Although the bus trap is likely what my children will remember most about the trip, here is my list:IMG_0005

  • Lazing in a cozy white-sheeted bed watching the first thunderstorm of the season come up over Lake Michigan.
  • Walking the city with 5 little precocious boys, 2 of whom trekked by jump rope–see photo.
  • Leaving our collective kids with a family friend while we adults enjoyed margaritas and mole and discussed the raising of boys by candlelight.
  • Eating Giordano’s pizza.
  • Seeing the glow on Tenny’s face as we headed underground for his first ride on the subway.
  • Helping Wilder discovering the answer to his question, “what is a Chicago?”
  • Snuggling Wesley right now, while the pink sun glows over the tawny fields of Wisconsin spring and the clickety clack carries him home via dreamland.

You’re outta here!

IMG_1217I watch morning TV once every 5 years. This morning on the Today Show some “manners” dude expressed that parents should remove their children from public spaces if they cry more than a minute.  He could use a lesson from the Italians, who were 100%, without fail, incredibly kind, sympathetic and even helpful with our 18 month old cry baby.

I agree there is an occasional restaurant where I would like to go in the later evening and not listen to crying kids, and there are plenty of places in a church or at a concert where one can hang out with a crying baby so everyone can hear. However, the example he gave was the grocery store.
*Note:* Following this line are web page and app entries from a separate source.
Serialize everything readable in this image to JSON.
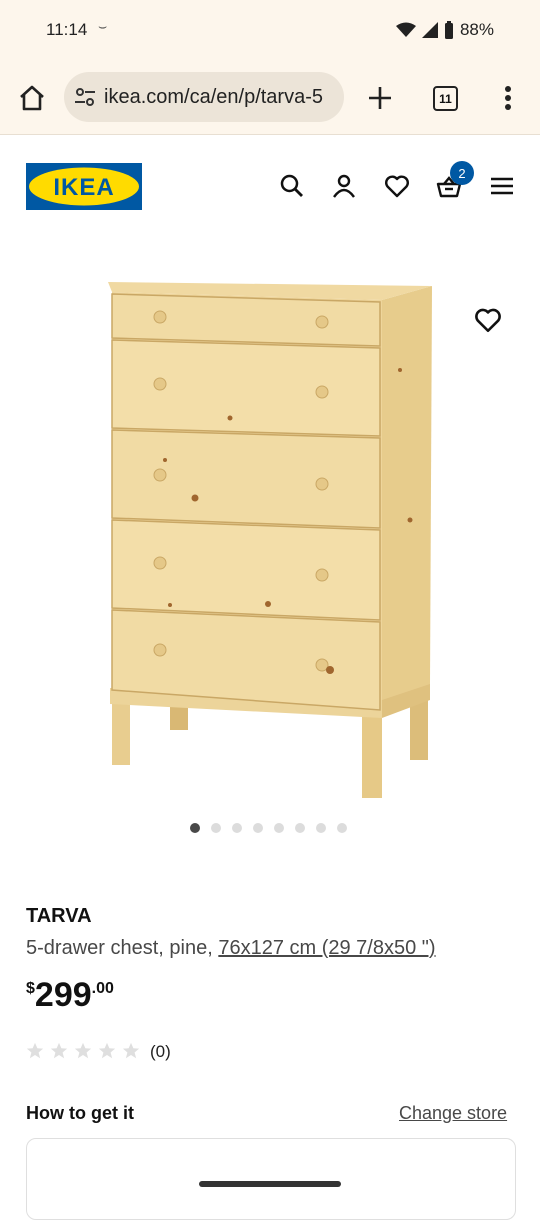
{
  "status": {
    "time": "11:14",
    "sub_glyph": "⌣",
    "battery": "88%"
  },
  "browser": {
    "url": "ikea.com/ca/en/p/tarva-5",
    "tab_count": "11"
  },
  "header": {
    "logo_text": "IKEA",
    "cart_count": "2",
    "colors": {
      "brand_blue": "#0058a3",
      "brand_yellow": "#ffdb00"
    }
  },
  "gallery": {
    "total_images": 8,
    "active_index": 0
  },
  "product": {
    "name": "TARVA",
    "desc_prefix": "5-drawer chest, pine, ",
    "desc_dims": "76x127 cm (29 7/8x50 \")",
    "price_currency": "$",
    "price_int": "299",
    "price_dec": ".00",
    "rating": 0,
    "review_count": "(0)"
  },
  "fulfillment": {
    "heading": "How to get it",
    "change_store": "Change store"
  }
}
The time he suggested was ONE MINUTE. What, pray tell, does he suggest we do with our children when we need groceries? And where do I go with my crying baby when I’m at a restaurant and its zero degrees outside? And are there really adults out there who believe children should only exist in homes and schools and parks until they act like adults? I believe we have the capacity to to be intelligent, discerning, thoughtful, happy people who understand 1) sometimes our need for quiet is a priority, and 2) sometimes kids act like kids, and 3) babies are a gift.
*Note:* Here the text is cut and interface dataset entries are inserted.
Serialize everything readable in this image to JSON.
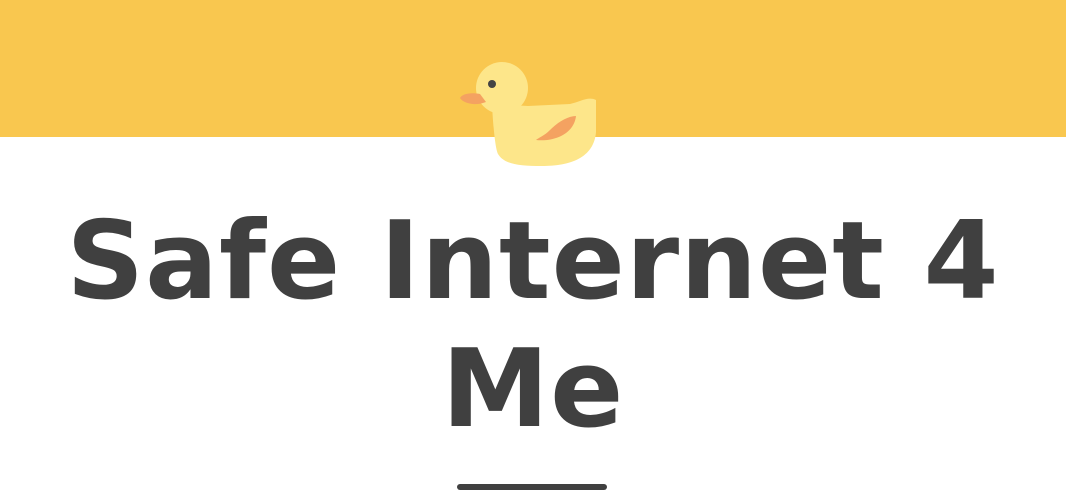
{
  "header": {
    "logo_icon": "duck-icon",
    "band_color": "#f9c74f"
  },
  "hero": {
    "title_line1": "Safe Internet 4",
    "title_line2": "Me",
    "title_color": "#404040"
  }
}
The last time I went to a restaurant we asked to be relocated because the adults at the table next to us were so rowdy we couldn’t hear each other.  100 times a day I am disgusted by adults.  You are too if you stop to think about it.  Today there were boogers inside my locker in the YMCA women’s locker room. Today someone honked at me for stopping for the humans in the crosswalk. Today a plane flew low over my house at 6AM and woke us all up and guess what, an adult scheduled that plane. Today a guy’s fart in my exercise class stunk so badly I gagged. And its noon! Adults shoot each other, steal from each other, and fight with each other.  Our elected officials can’t get along well enough to pass laws.  The CDC says 57% of adults don’t wash their hands after using the restroom.  Adults hurt kids.  Yet, we persist that babies and children should act more like adults or be left at home.  Most of them have better manners than most of us.  Children are delightful, expressive, and incredibly tolerant of us awful adults.  And needless to say, the world would cease to exist without them and their parents.
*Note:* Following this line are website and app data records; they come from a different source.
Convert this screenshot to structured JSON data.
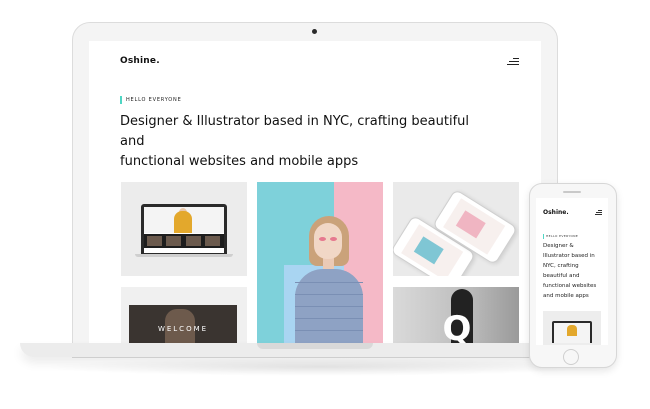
{
  "site": {
    "logo": "Oshine.",
    "eyebrow": "HELLO EVERYONE",
    "headline_line1": "Designer & Illustrator based in NYC, crafting beautiful and",
    "headline_line2": "functional websites and mobile apps"
  },
  "portfolio": {
    "welcome_text": "WELCOME",
    "q_letter": "Q"
  },
  "mobile": {
    "logo": "Oshine.",
    "eyebrow": "HELLO EVERYONE",
    "headline_lines": [
      "Designer &",
      "Illustrator based in",
      "NYC, crafting",
      "beautiful and",
      "functional websites",
      "and mobile apps"
    ]
  },
  "colors": {
    "accent": "#4fd6c4",
    "teal": "#7ed1da",
    "pink": "#f5b9c7"
  },
  "icons": {
    "menu": "hamburger-menu-icon",
    "mobile_menu": "hamburger-menu-icon"
  }
}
In Italy, when my Wes cried at a restaurant, someone having dinner in that restaurant would turn around and smile at him. A few times, honestly, some lovely grandfatherly beautiful graceful man would just come pick him up and parade him around. Waiters brought him cookies. I swear to you he never cried for more than 30 seconds the entire time we were in that country. And when we came home, as strangers approached he would smile in anticipation of their smiles or words or generosity. I can’t tell you how heart breaking it was to watch his confusion as they ignored him, or glared at him or gave me nasty advice as they passed by. Wilder just said this to me as I was here writing and its so pertinent I find it spooky. “Mama, what do you wish for?” “For people to get along. For happiness.” He replied, “if you like me, you’ll get happiness. That’s how easy it is. Just like me and then you’ll have happiness all over your body.”  People, its really that easy.  I challenge you, next time you hear a baby crying at a restaurant, instead of rolling your eyes at the parents and glaring at the child, pick up your napkin and play peekaboo.  Smile at him.  Just try it.  The difference between feeling angry at that baby and tolerating that baby might actually be within you!IMG_1427